__Task details__: From the entries below, copy out every line with "this" in it.

*** Opening of Extracted entries ***

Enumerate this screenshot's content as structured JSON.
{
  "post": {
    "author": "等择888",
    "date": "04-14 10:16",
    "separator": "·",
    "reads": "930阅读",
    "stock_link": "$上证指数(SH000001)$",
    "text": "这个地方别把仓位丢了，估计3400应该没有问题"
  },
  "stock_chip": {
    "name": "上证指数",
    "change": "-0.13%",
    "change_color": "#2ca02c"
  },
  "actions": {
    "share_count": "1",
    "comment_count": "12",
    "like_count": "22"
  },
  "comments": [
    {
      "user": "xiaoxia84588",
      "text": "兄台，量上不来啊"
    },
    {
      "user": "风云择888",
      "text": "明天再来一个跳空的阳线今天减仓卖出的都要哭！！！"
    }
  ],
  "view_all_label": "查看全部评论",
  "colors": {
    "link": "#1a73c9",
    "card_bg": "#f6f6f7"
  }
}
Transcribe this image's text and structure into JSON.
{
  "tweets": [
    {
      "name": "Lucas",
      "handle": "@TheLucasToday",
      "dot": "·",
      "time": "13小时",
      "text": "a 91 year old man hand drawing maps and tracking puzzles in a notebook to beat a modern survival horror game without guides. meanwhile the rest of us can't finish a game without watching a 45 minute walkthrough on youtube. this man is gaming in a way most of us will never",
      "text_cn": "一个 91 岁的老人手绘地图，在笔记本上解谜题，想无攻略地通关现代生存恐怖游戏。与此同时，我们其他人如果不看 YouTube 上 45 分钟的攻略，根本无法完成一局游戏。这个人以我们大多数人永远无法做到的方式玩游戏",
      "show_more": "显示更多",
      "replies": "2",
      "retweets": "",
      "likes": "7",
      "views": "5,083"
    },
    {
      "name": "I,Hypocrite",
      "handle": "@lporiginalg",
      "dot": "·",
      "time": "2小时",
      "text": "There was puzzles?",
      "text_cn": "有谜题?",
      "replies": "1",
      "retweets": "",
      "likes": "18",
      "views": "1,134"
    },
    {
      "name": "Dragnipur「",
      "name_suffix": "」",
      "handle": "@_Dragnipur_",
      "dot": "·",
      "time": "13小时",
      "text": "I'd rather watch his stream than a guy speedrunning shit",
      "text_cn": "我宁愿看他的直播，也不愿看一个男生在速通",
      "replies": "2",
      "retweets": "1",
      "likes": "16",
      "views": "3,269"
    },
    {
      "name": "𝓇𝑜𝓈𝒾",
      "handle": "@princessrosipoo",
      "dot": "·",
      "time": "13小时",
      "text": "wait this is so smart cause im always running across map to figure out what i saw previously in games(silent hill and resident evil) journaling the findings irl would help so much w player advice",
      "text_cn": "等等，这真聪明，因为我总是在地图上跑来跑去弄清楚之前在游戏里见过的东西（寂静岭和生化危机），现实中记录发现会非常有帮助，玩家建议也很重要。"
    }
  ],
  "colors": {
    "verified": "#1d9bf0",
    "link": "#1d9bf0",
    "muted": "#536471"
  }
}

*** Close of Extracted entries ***

__Exercise answer__:
Enumerate this screenshot's content as structured JSON.
Transcribe this image's text and structure into JSON.
      "text": "a 91 year old man hand drawing maps and tracking puzzles in a notebook to beat a modern survival horror game without guides. meanwhile the rest of us can't finish a game without watching a 45 minute walkthrough on youtube. this man is gaming in a way most of us will never",
      "text": "wait this is so smart cause im always running across map to figure out what i saw previously in games(silent hill and resident evil) journaling the findings irl would help so much w player advice",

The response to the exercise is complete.